_Problem to work on_
Each line of the data below that includes the string "reply" must be copied.

===== Records provided =====

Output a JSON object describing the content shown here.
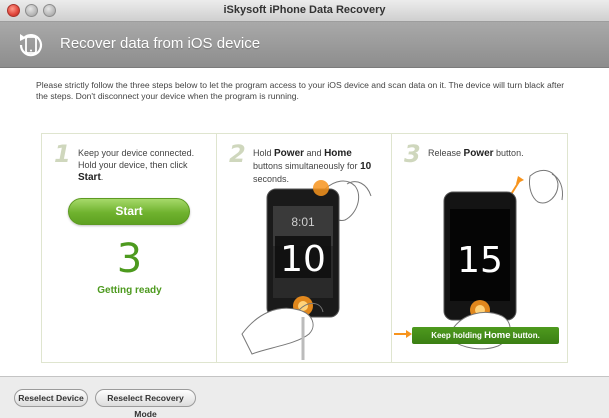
{
  "window": {
    "title": "iSkysoft iPhone Data Recovery"
  },
  "header": {
    "title": "Recover data from iOS device",
    "icon": "restore-device-icon"
  },
  "instructions": "Please strictly follow the three steps below to let the program access to your iOS device and scan data on it. The device will turn black after the steps. Don't disconnect your device when the program is running.",
  "steps": [
    {
      "number": "1",
      "text_a": "Keep your device connected.",
      "text_b": "Hold your device, then click",
      "text_bold": "Start",
      "text_end": ".",
      "button": "Start",
      "countdown": "3",
      "status": "Getting ready"
    },
    {
      "number": "2",
      "text_a": "Hold ",
      "bold1": "Power",
      "text_b": " and ",
      "bold2": "Home",
      "text_c": " buttons simultaneously for ",
      "bold3": "10",
      "text_d": " seconds.",
      "phone_time": "8:01",
      "phone_count": "10"
    },
    {
      "number": "3",
      "text_a": "Release ",
      "bold1": "Power",
      "text_b": " button.",
      "phone_count": "15",
      "banner_a": "Keep holding ",
      "banner_bold": "Home",
      "banner_b": " button."
    }
  ],
  "footer": {
    "reselect_device": "Reselect Device",
    "reselect_mode": "Reselect Recovery Mode"
  },
  "colors": {
    "accent_green": "#4d9a1e",
    "orange_glow": "#f7941d"
  }
}
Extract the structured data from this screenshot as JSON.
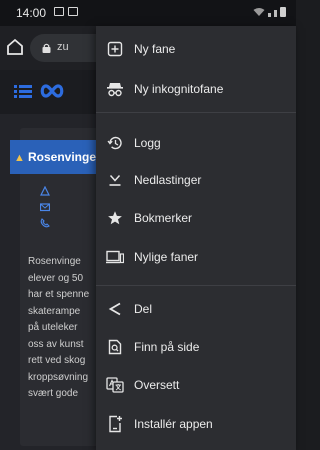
{
  "status_bar": {
    "time": "14:00"
  },
  "toolbar": {
    "url_text": "zu"
  },
  "site": {
    "card_title": "Rosenvinge",
    "paragraph_lines": [
      "Rosenvinge",
      "elever og 50",
      "har et spenne",
      "skaterampe",
      "på uteleker",
      "oss av kunst",
      "rett ved skog",
      "kroppsøvning",
      "svært gode"
    ]
  },
  "menu": {
    "items": [
      {
        "label": "Ny fane",
        "icon": "new-tab-icon"
      },
      {
        "label": "Ny inkognitofane",
        "icon": "incognito-icon"
      },
      {
        "label": "Logg",
        "icon": "history-icon"
      },
      {
        "label": "Nedlastinger",
        "icon": "download-icon"
      },
      {
        "label": "Bokmerker",
        "icon": "star-icon"
      },
      {
        "label": "Nylige faner",
        "icon": "recent-tabs-icon"
      },
      {
        "label": "Del",
        "icon": "share-icon"
      },
      {
        "label": "Finn på side",
        "icon": "find-in-page-icon"
      },
      {
        "label": "Oversett",
        "icon": "translate-icon"
      },
      {
        "label": "Installér appen",
        "icon": "install-app-icon"
      }
    ]
  },
  "colors": {
    "menu_bg": "#2c2d31",
    "card_header": "#2a61b8",
    "logo_blue": "#2d6cdf"
  }
}
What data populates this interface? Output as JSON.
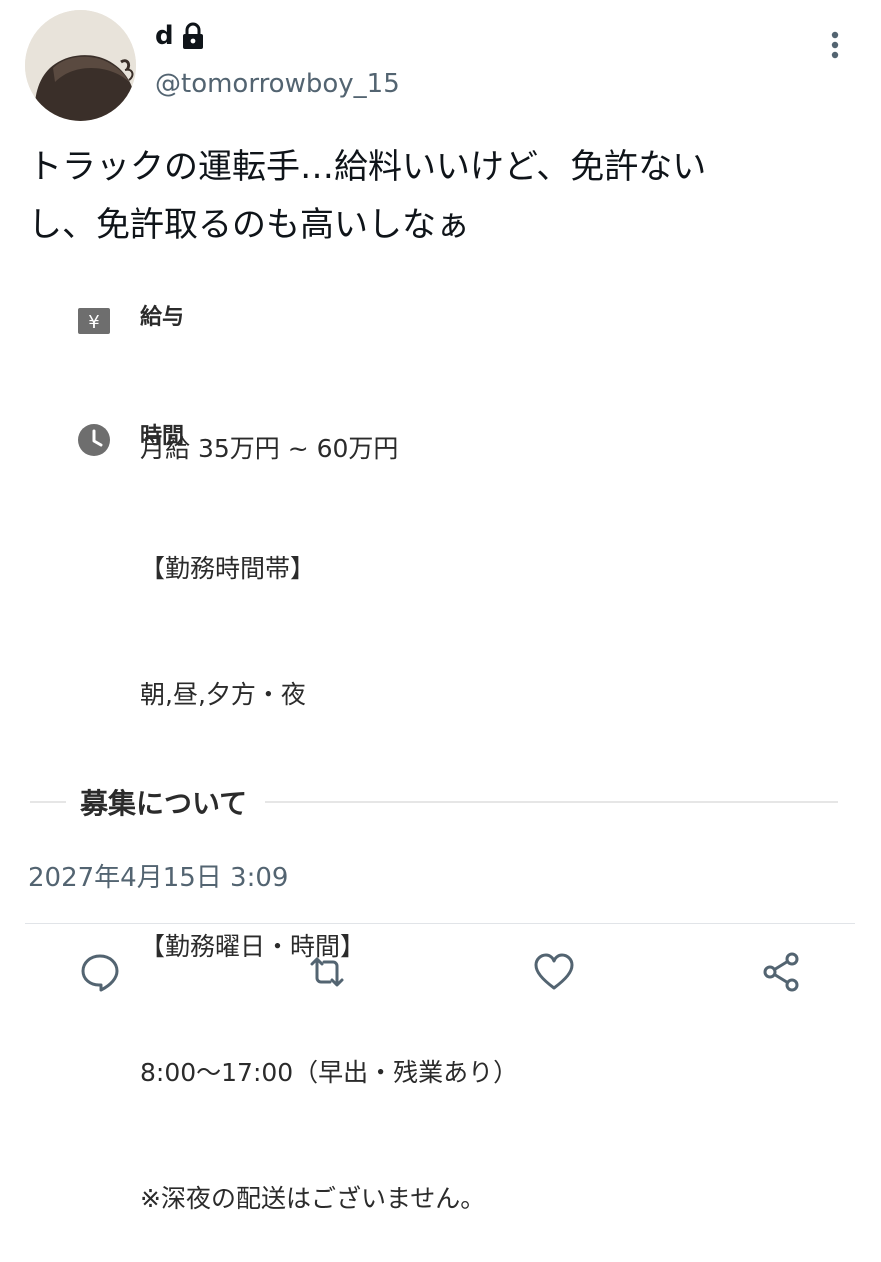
{
  "author": {
    "display_name": "d",
    "handle": "@tomorrowboy_15"
  },
  "tweet": {
    "line1": "トラックの運転手…給料いいけど、免許ない",
    "line2": "し、免許取るのも高いしなぁ"
  },
  "card": {
    "salary": {
      "icon_text": "¥",
      "title": "給与",
      "value": "月給 35万円 ~ 60万円"
    },
    "hours": {
      "title": "時間",
      "lines": [
        "【勤務時間帯】",
        "朝,昼,夕方・夜",
        "",
        "【勤務曜日・時間】",
        "8:00〜17:00（早出・残業あり）",
        "※深夜の配送はございません。"
      ]
    },
    "recruit_heading": "募集について"
  },
  "timestamp": "2027年4月15日 3:09",
  "icons": {
    "lock": "lock-icon",
    "more": "more-vertical-icon",
    "salary": "yen-icon",
    "hours": "clock-icon",
    "reply": "reply-icon",
    "retweet": "retweet-icon",
    "like": "heart-icon",
    "share": "share-icon"
  },
  "colors": {
    "text": "#0f1419",
    "secondary": "#536471",
    "card_text": "#2b2b2b",
    "icon": "#6e6e6e"
  }
}
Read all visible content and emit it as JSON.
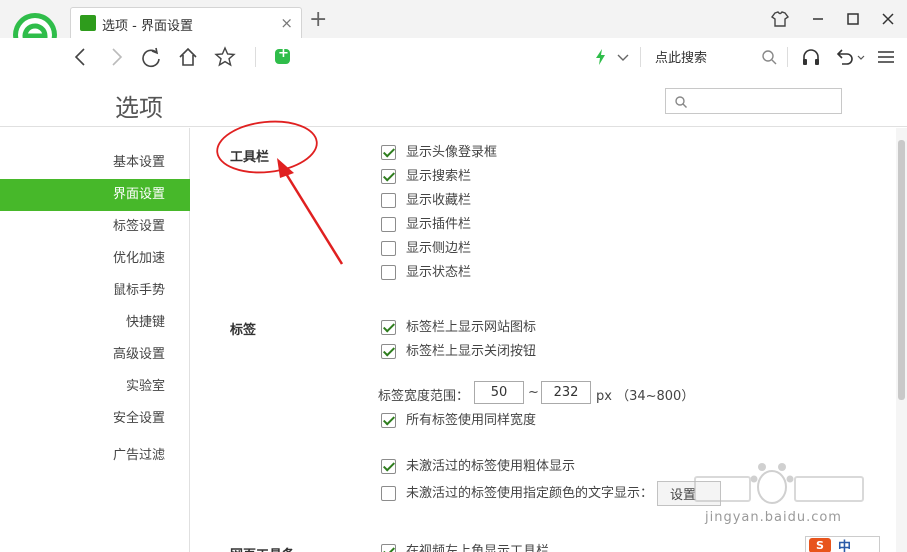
{
  "browser": {
    "tab_title": "选项 - 界面设置",
    "tab_close": "×",
    "new_tab": "+",
    "search_hint": "点此搜索"
  },
  "page": {
    "title": "选项",
    "search_placeholder": ""
  },
  "sidebar": {
    "items": [
      {
        "label": "基本设置",
        "active": false
      },
      {
        "label": "界面设置",
        "active": true
      },
      {
        "label": "标签设置",
        "active": false
      },
      {
        "label": "优化加速",
        "active": false
      },
      {
        "label": "鼠标手势",
        "active": false
      },
      {
        "label": "快捷键",
        "active": false
      },
      {
        "label": "高级设置",
        "active": false
      },
      {
        "label": "实验室",
        "active": false
      },
      {
        "label": "安全设置",
        "active": false
      },
      {
        "label": "广告过滤",
        "active": false
      }
    ]
  },
  "sections": {
    "toolbar": {
      "title": "工具栏",
      "options": [
        {
          "label": "显示头像登录框",
          "checked": true
        },
        {
          "label": "显示搜索栏",
          "checked": true
        },
        {
          "label": "显示收藏栏",
          "checked": false
        },
        {
          "label": "显示插件栏",
          "checked": false
        },
        {
          "label": "显示侧边栏",
          "checked": false
        },
        {
          "label": "显示状态栏",
          "checked": false
        }
      ]
    },
    "tabs": {
      "title": "标签",
      "options": [
        {
          "label": "标签栏上显示网站图标",
          "checked": true
        },
        {
          "label": "标签栏上显示关闭按钮",
          "checked": true
        }
      ],
      "width_range_label": "标签宽度范围：",
      "width_min": "50",
      "width_sep": "~",
      "width_max": "232",
      "width_unit": "px （34~800）",
      "same_width": {
        "label": "所有标签使用同样宽度",
        "checked": true
      },
      "bold_inactive": {
        "label": "未激活过的标签使用粗体显示",
        "checked": true
      },
      "color_inactive": {
        "label": "未激活过的标签使用指定颜色的文字显示：",
        "checked": false
      },
      "set_button": "设置"
    },
    "page_toolbar": {
      "title": "网页工具条",
      "option": {
        "label": "在视频左上角显示工具栏",
        "checked": true
      }
    }
  },
  "watermark": {
    "domain": "jingyan.baidu.com"
  },
  "ime": {
    "s_label": "S",
    "zh_label": "中"
  },
  "colors": {
    "accent_green": "#47b82a",
    "annotation_red": "#e02020"
  }
}
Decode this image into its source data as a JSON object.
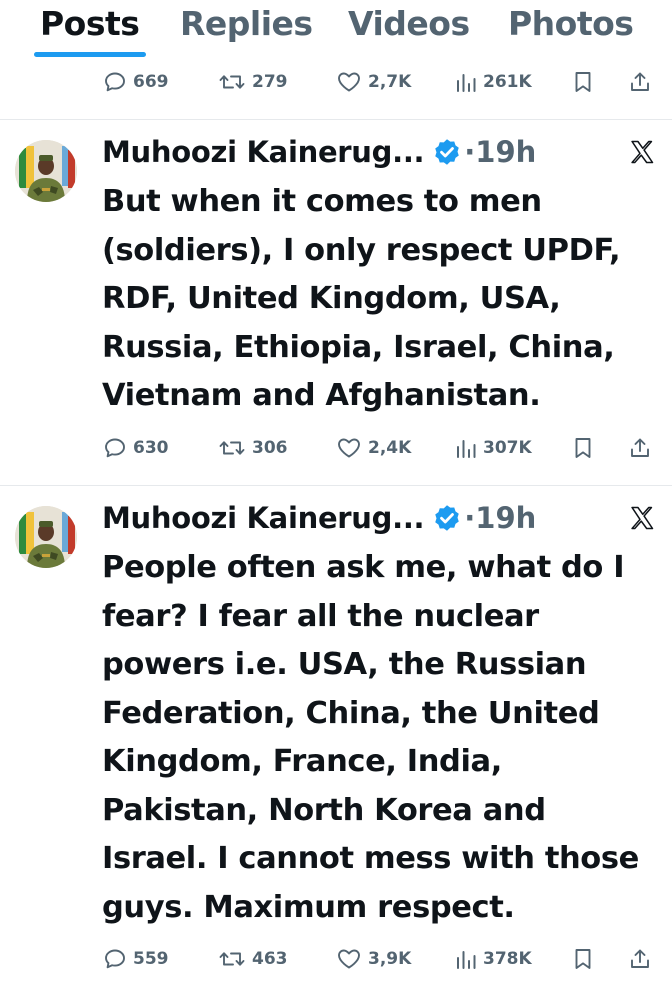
{
  "tabs": [
    "Posts",
    "Replies",
    "Videos",
    "Photos"
  ],
  "active_tab": "Posts",
  "top_partial_post": {
    "stats": {
      "replies": "669",
      "reposts": "279",
      "likes": "2,7K",
      "views": "261K"
    }
  },
  "posts": [
    {
      "author": "Muhoozi Kainerug...",
      "time": "19h",
      "separator": "·",
      "verified": true,
      "text_lines": [
        "But when it comes to men",
        "(soldiers), I only respect UPDF,",
        "RDF, United Kingdom, USA,",
        "Russia, Ethiopia, Israel, China,",
        "Vietnam and Afghanistan."
      ],
      "stats": {
        "replies": "630",
        "reposts": "306",
        "likes": "2,4K",
        "views": "307K"
      }
    },
    {
      "author": "Muhoozi Kainerug...",
      "time": "19h",
      "separator": "·",
      "verified": true,
      "text_lines": [
        "People often ask me, what do I",
        "fear? I fear all the nuclear",
        "powers i.e. USA, the Russian",
        "Federation, China, the United",
        "Kingdom, France, India,",
        "Pakistan, North Korea and",
        "Israel. I cannot mess with those",
        "guys. Maximum respect."
      ],
      "stats": {
        "replies": "559",
        "reposts": "463",
        "likes": "3,9K",
        "views": "378K"
      }
    }
  ],
  "icons": {
    "reply": "speech-bubble-icon",
    "repost": "repost-arrows-icon",
    "like": "heart-icon",
    "views": "bar-chart-icon",
    "bookmark": "bookmark-icon",
    "share": "share-upload-icon",
    "verified": "verified-badge-icon",
    "platform": "x-logo-icon"
  },
  "colors": {
    "accent": "#1d9bf0",
    "text": "#0f1419",
    "muted": "#536471",
    "divider": "#e6e9ec"
  }
}
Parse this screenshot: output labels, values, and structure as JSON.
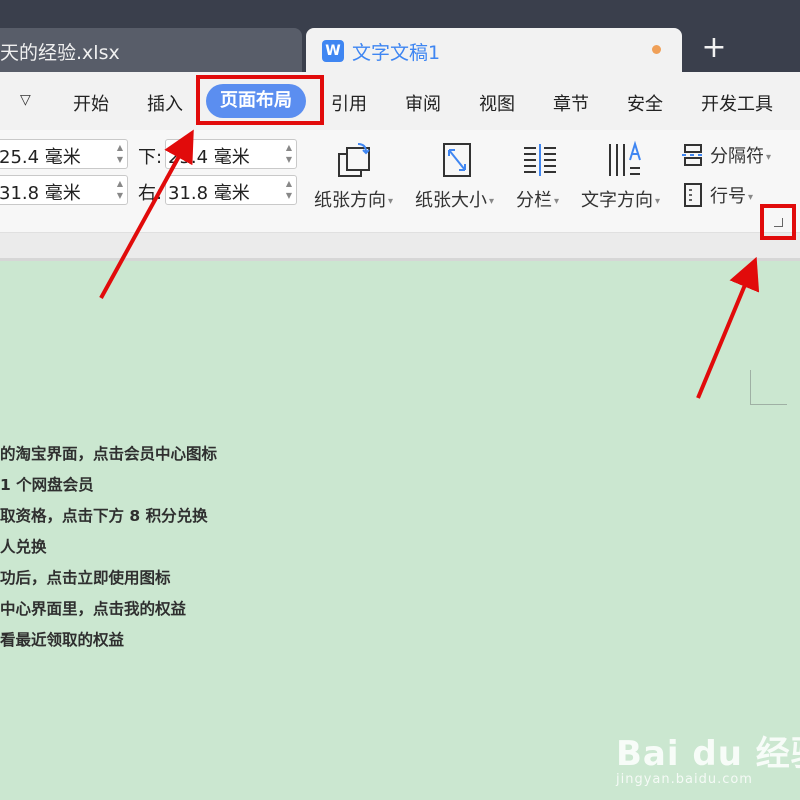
{
  "tabs": {
    "xlsx_title": "天的经验.xlsx",
    "doc_title": "文字文稿1",
    "new_tab": "+"
  },
  "menu": {
    "more": "▽",
    "items": [
      "开始",
      "插入",
      "页面布局",
      "引用",
      "审阅",
      "视图",
      "章节",
      "安全",
      "开发工具"
    ],
    "active": "页面布局"
  },
  "ribbon": {
    "margin_top": "25.4 毫米",
    "margin_left": "31.8 毫米",
    "bottom_label": "下:",
    "margin_bottom": "25.4 毫米",
    "right_label": "右:",
    "margin_right": "31.8 毫米",
    "orientation": "纸张方向",
    "size": "纸张大小",
    "columns": "分栏",
    "text_direction": "文字方向",
    "separator": "分隔符",
    "line_number": "行号"
  },
  "document": {
    "lines": [
      "的淘宝界面，点击会员中心图标",
      "1 个网盘会员",
      "取资格，点击下方 8 积分兑换",
      "人兑换",
      "功后，点击立即使用图标",
      "中心界面里，点击我的权益",
      "看最近领取的权益"
    ]
  },
  "watermark": {
    "brand": "Bai du 经验",
    "url": "jingyan.baidu.com"
  },
  "colors": {
    "accent": "#5b8ef0",
    "annotation_red": "#e10b0b",
    "doc_background": "#cbe7d0",
    "tabbar": "#3a3f4c"
  }
}
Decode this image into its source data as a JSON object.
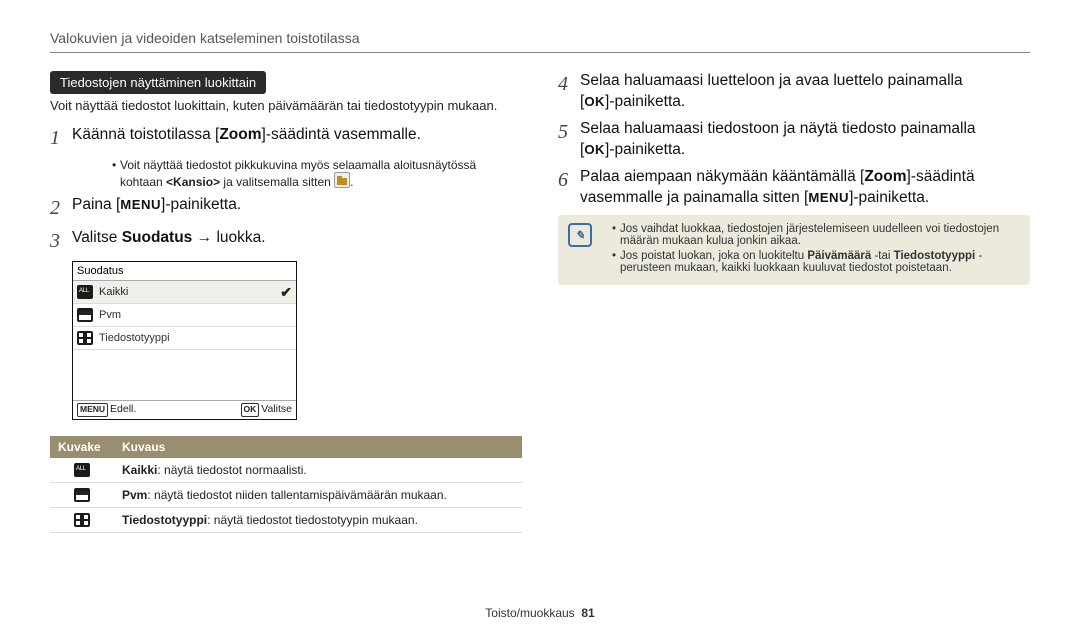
{
  "header": "Valokuvien ja videoiden katseleminen toistotilassa",
  "section_pill": "Tiedostojen näyttäminen luokittain",
  "intro_text": "Voit näyttää tiedostot luokittain, kuten päivämäärän tai tiedostotyypin mukaan.",
  "step1_num": "1",
  "step1_pre": "Käännä toistotilassa [",
  "step1_bold": "Zoom",
  "step1_post": "]-säädintä vasemmalle.",
  "step1_sub_pre": "Voit näyttää tiedostot pikkukuvina myös selaamalla aloitusnäytössä kohtaan ",
  "step1_sub_bold": "<Kansio>",
  "step1_sub_post": " ja valitsemalla sitten",
  "step2_num": "2",
  "step2_pre": "Paina [",
  "step2_menu": "MENU",
  "step2_post": "]-painiketta.",
  "step3_num": "3",
  "step3_pre": "Valitse ",
  "step3_bold": "Suodatus",
  "step3_arrow": " → ",
  "step3_post": "luokka.",
  "ui": {
    "title": "Suodatus",
    "row1": "Kaikki",
    "row2": "Pvm",
    "row3": "Tiedostotyyppi",
    "foot_left_btn": "MENU",
    "foot_left": "Edell.",
    "foot_right_btn": "OK",
    "foot_right": "Valitse",
    "check": "✔"
  },
  "table": {
    "h1": "Kuvake",
    "h2": "Kuvaus",
    "r1_bold": "Kaikki",
    "r1_rest": ": näytä tiedostot normaalisti.",
    "r2_bold": "Pvm",
    "r2_rest": ": näytä tiedostot niiden tallentamispäivämäärän mukaan.",
    "r3_bold": "Tiedostotyyppi",
    "r3_rest": ": näytä tiedostot tiedostotyypin mukaan."
  },
  "step4_num": "4",
  "step4_line1": "Selaa haluamaasi luetteloon ja avaa luettelo painamalla",
  "step4_line2_pre": "[",
  "step4_line2_ok": "OK",
  "step4_line2_post": "]-painiketta.",
  "step5_num": "5",
  "step5_line1": "Selaa haluamaasi tiedostoon ja näytä tiedosto painamalla",
  "step5_line2_pre": "[",
  "step5_line2_ok": "OK",
  "step5_line2_post": "]-painiketta.",
  "step6_num": "6",
  "step6_pre": "Palaa aiempaan näkymään kääntämällä [",
  "step6_bold": "Zoom",
  "step6_mid": "]-säädintä vasemmalle ja painamalla sitten [",
  "step6_menu": "MENU",
  "step6_post": "]-painiketta.",
  "note": {
    "bullet1": "Jos vaihdat luokkaa, tiedostojen järjestelemiseen uudelleen voi tiedostojen määrän mukaan kulua jonkin aikaa.",
    "bullet2_pre": "Jos poistat luokan, joka on luokiteltu ",
    "bullet2_bold1": "Päivämäärä",
    "bullet2_mid": " -tai ",
    "bullet2_bold2": "Tiedostotyyppi",
    "bullet2_post": " -perusteen mukaan, kaikki luokkaan kuuluvat tiedostot poistetaan."
  },
  "footer_section": "Toisto/muokkaus",
  "footer_page": "81"
}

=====

_Solution_
    "reply": "reply-icon",
    "reply": "speech-bubble-icon",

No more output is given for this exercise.